> _Task directions_
Wherever the word "chevron" occurs in the lines below, copy the whole line.

> _Excerpts from an interface dataset_
BEGIN

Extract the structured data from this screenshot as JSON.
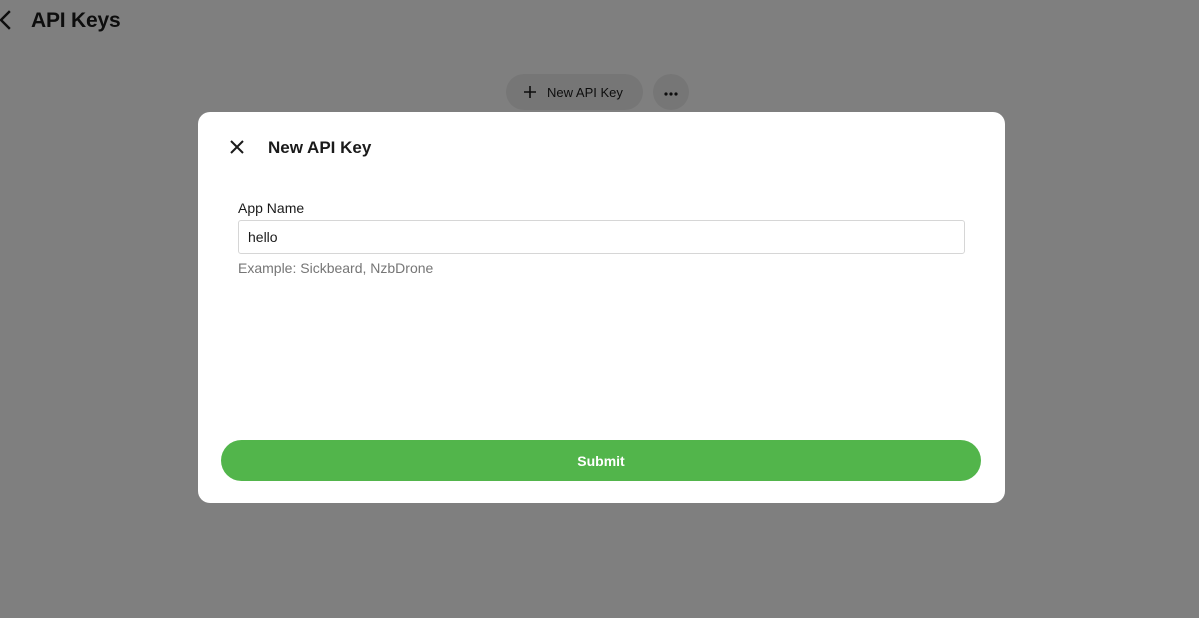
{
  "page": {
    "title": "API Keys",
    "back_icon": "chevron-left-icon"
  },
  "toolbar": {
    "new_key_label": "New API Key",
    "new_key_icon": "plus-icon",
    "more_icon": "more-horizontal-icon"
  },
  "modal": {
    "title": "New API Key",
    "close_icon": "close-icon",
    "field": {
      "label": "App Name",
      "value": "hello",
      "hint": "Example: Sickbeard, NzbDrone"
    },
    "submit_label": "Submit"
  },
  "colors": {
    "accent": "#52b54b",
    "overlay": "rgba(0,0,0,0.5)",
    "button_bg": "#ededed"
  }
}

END
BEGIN

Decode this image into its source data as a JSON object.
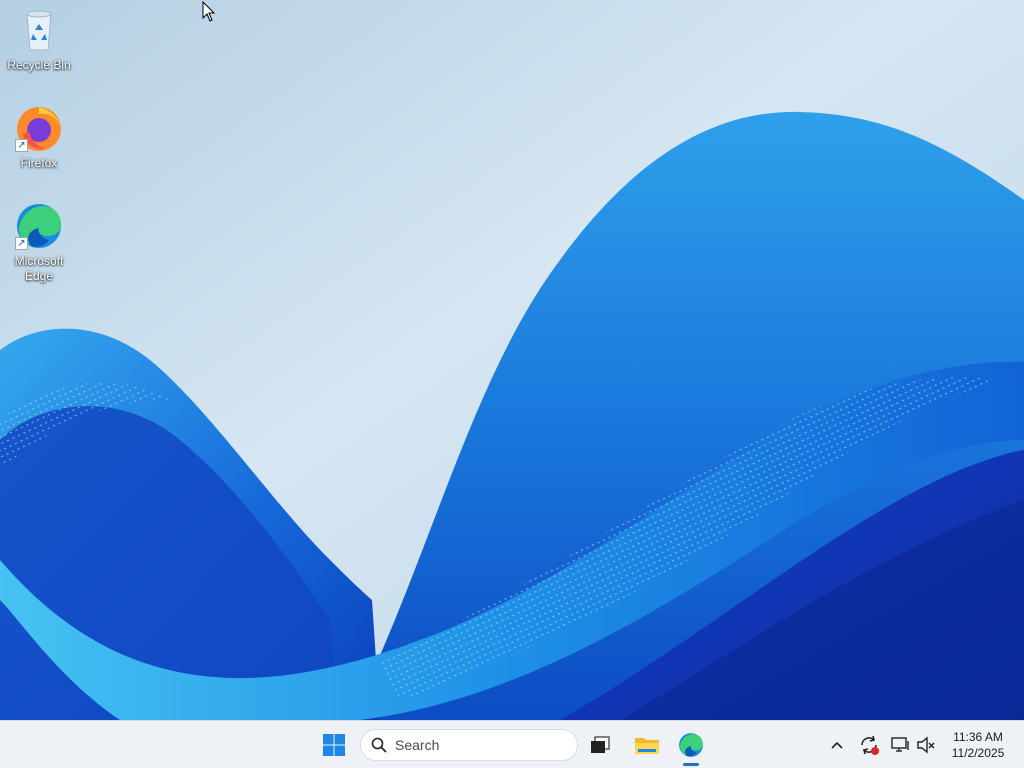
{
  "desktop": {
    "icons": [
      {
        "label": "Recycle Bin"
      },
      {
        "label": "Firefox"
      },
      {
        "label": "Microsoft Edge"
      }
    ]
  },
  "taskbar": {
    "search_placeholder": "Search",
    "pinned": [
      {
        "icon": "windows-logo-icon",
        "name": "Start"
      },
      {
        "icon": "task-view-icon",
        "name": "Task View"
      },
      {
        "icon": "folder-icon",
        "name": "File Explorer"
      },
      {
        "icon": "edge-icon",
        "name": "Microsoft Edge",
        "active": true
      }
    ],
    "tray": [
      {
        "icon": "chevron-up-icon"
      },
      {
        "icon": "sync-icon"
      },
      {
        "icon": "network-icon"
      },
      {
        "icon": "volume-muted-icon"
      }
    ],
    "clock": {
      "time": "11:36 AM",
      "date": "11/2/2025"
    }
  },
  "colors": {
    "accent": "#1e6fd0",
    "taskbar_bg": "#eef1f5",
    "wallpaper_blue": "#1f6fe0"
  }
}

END
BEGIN

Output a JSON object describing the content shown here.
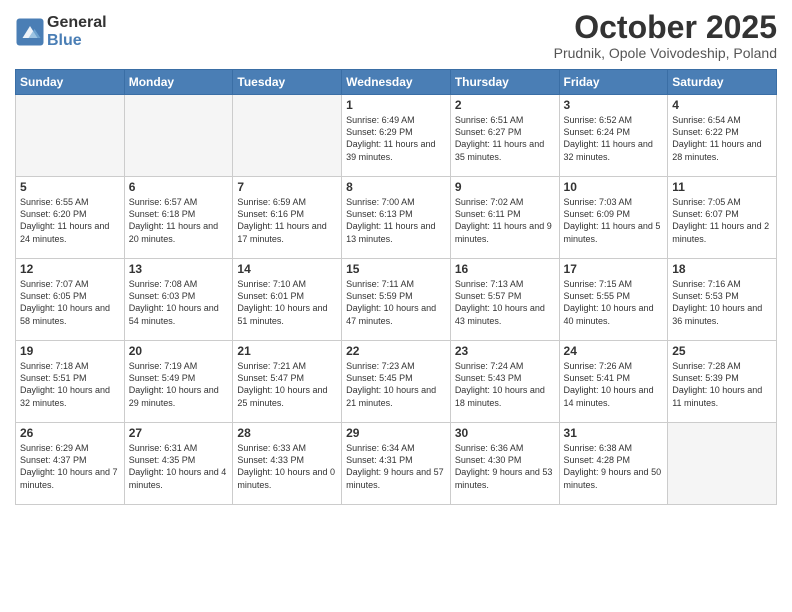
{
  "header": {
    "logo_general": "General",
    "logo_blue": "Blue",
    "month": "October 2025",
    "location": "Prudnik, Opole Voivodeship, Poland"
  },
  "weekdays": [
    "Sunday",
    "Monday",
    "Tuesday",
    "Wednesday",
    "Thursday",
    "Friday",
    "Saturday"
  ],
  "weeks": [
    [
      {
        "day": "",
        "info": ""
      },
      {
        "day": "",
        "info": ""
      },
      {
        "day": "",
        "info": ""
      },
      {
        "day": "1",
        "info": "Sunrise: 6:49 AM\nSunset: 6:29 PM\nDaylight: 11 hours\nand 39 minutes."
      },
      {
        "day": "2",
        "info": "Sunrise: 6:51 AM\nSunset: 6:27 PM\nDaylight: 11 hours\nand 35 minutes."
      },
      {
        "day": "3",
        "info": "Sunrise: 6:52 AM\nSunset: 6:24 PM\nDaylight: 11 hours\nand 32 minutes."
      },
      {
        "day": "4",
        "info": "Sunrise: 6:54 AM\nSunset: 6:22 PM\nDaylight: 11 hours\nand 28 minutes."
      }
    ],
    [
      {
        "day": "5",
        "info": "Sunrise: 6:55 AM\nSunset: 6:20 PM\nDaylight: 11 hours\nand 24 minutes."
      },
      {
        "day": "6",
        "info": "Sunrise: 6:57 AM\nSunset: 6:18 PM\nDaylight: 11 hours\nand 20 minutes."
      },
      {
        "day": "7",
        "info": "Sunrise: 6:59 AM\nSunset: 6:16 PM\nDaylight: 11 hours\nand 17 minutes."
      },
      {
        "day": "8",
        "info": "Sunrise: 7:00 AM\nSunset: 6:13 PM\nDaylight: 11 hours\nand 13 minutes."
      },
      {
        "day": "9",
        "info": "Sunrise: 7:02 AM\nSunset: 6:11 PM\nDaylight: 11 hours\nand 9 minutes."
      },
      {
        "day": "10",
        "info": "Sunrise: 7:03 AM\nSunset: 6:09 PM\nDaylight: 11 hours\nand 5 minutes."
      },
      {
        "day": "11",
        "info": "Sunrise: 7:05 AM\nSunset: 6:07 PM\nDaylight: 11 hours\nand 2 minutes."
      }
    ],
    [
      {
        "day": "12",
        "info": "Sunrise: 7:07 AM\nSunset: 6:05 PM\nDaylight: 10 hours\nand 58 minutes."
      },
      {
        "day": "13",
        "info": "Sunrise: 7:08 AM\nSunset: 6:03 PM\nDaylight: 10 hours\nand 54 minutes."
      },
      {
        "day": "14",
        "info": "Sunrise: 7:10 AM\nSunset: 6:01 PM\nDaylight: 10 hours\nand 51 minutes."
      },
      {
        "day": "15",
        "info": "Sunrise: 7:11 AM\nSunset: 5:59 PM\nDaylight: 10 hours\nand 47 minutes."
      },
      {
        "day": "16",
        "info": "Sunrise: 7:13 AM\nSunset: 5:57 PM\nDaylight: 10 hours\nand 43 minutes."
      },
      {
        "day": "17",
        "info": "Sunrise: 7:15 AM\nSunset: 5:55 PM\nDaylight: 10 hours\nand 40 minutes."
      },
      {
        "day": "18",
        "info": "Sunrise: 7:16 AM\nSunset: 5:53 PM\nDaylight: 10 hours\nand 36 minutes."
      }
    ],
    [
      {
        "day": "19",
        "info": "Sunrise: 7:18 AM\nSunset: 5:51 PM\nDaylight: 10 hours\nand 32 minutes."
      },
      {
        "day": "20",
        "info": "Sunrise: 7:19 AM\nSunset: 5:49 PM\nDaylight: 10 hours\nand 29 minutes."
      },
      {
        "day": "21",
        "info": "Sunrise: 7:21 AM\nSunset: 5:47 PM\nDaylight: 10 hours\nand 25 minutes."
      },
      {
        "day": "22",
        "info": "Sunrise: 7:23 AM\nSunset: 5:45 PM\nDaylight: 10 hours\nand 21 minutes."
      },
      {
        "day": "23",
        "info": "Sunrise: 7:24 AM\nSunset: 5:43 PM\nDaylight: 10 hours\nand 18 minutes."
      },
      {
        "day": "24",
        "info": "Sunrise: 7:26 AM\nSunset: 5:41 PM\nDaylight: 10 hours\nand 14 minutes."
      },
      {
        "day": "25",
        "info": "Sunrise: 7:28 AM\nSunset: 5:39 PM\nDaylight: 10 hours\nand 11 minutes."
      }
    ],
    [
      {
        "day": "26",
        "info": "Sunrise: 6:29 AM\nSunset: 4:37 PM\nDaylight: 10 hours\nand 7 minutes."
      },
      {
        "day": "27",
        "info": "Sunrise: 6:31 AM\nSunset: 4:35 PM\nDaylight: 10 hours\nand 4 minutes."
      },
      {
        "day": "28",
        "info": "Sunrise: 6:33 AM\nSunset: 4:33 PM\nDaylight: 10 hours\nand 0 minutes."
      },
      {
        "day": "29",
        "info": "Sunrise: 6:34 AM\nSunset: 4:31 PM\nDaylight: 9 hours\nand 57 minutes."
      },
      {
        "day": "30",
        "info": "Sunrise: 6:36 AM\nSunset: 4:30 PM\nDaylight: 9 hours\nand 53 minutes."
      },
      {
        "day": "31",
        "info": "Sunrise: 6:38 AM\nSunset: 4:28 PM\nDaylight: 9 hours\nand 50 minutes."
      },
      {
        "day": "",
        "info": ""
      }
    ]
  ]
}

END

> _Task solution_
    "back_icon": "chevron-left-icon"
        "icon": "chevron-up-icon"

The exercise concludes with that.